On the corner of San Diego and Alonso de Ovallle, in the heart of downtown Santiago, a group of approximately 60 Chinese immigrants has installed shops in what could become a small Chinatown or, as Chileans have come to call it, the Chinese Mall. Almost four years after arriving in the country, these merchants continue to adapt and to take advantage of the economic opportunities that led them to travel to Chile.
The first of the 54 Chinese-owned shops located on the second floor of the Multicentro Alonso de Ovalle were set up in February 2006. The vast majority of the merchants come from the port of Wenzhou, south of Shanghai. “Most of us come from the city, but a few come from the countryside, the interior,” says Li Ji, a young 26-year-old woman who owns a small bazaar that sells Christmas ornaments. Li is among those who are most fluent in Spanish: “It is easier for the younger people to learn,” she affirms, while the older shopkeepers memorize the prices of their products in Spanish so they can tend to their customers.
Like the majority of the people who opened shops in the Chinese Mall, Li Ji settled down in Chile because of the economic opportunities it offers compared to overpopulated China. “Over there you have many big factories and many businesses selling the same thing, meaning that competition is very fierce. It is different here in Chile; it is a new market for us,” she explains.
The Multicentro Alonso de Ovalle involved a US$20 million investment and currently offers countless products at low prices, from clothes to decorations and electronic goods, almost all from China and Taiwan. Ji Rubin (or Miguel, as he has Chileans call him), one of the merchants here, says that they offer quality at lower prices. “That is our advantage and how we want to come into the Chilean market,” he says.
Chile signed a Free Trade Agreement (FTA) with China in 2005, the first of its kind between an Asian and a Latin American country. Exports to China doubled during the first year of trade liberalization, while imports grew by 40%, which has catapulted China into the position of Chile’s main trade partner with close to 20% of exports, thus displacing the United States.

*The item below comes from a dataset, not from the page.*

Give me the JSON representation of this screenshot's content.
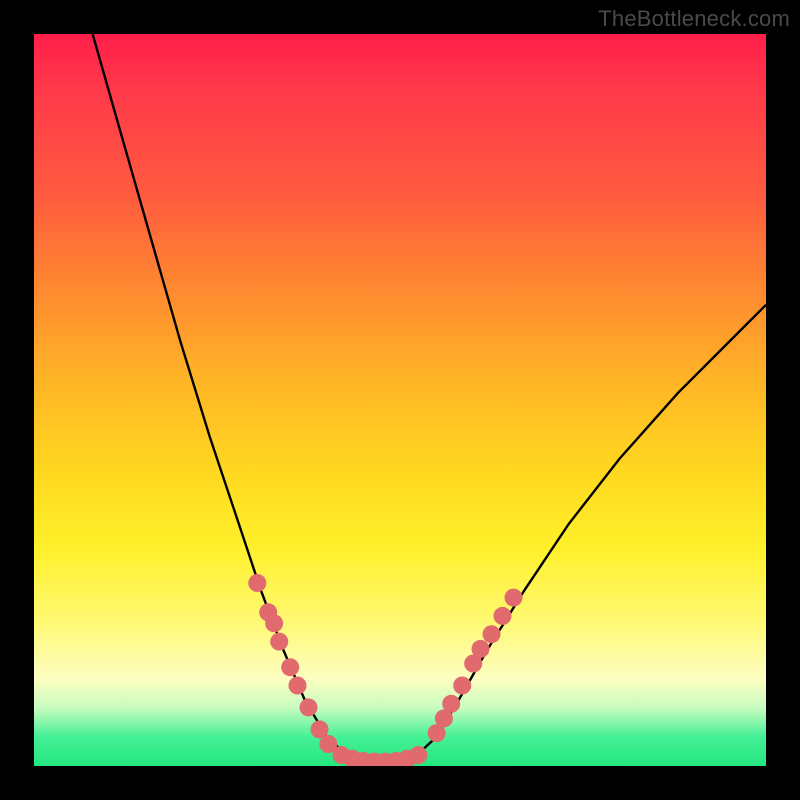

As almost everywhere in the world, all Chilean cities boast a Chinese restaurant. Both the Chinese and the Taiwanese have formed numerous communities across the country, with over 10,000 members each. At any rate, there is a long history of Asian immigration to Chile. The first Chinese people arrived in the northern part of the country to work in the nitrate mines during the 19th century, forming large groups in northern cities like Iquique and Antofagasta, which exist to this day.
Jui Fen Zhang comes from Taiwan. He has been in Chile for 13 years and speaks perfect Spanish, which is why he acts as spokesman for the Chinese community in San Diego. “I came to Chile to study to become an interpreter. The decision to come and stay here was my father’s, who wanted a change of atmosphere,” he says. Jui says that after retiring his father wanted to live in a place that was “calmer and more relaxed,” and that he thought about crossing the Pacific Ocean because of a friend who lived in South America. After visiting Argentina, Ecuador, Peru and Chile, he decided to settle in Santiago “because of the stability and security it offers.”
Jiu, whose Spanish name is Elena, adds that “after living in Chile we realized that the country was experiencing positive development and always progressing,” which provides new opportunities for the rest of the family. In fact, that is the case with Jiu, who works in the Chinese Mall. “The people who come now are attracted by the good business deals that can be done in Chile,” she says. “And there is no better letter of presentation than that.”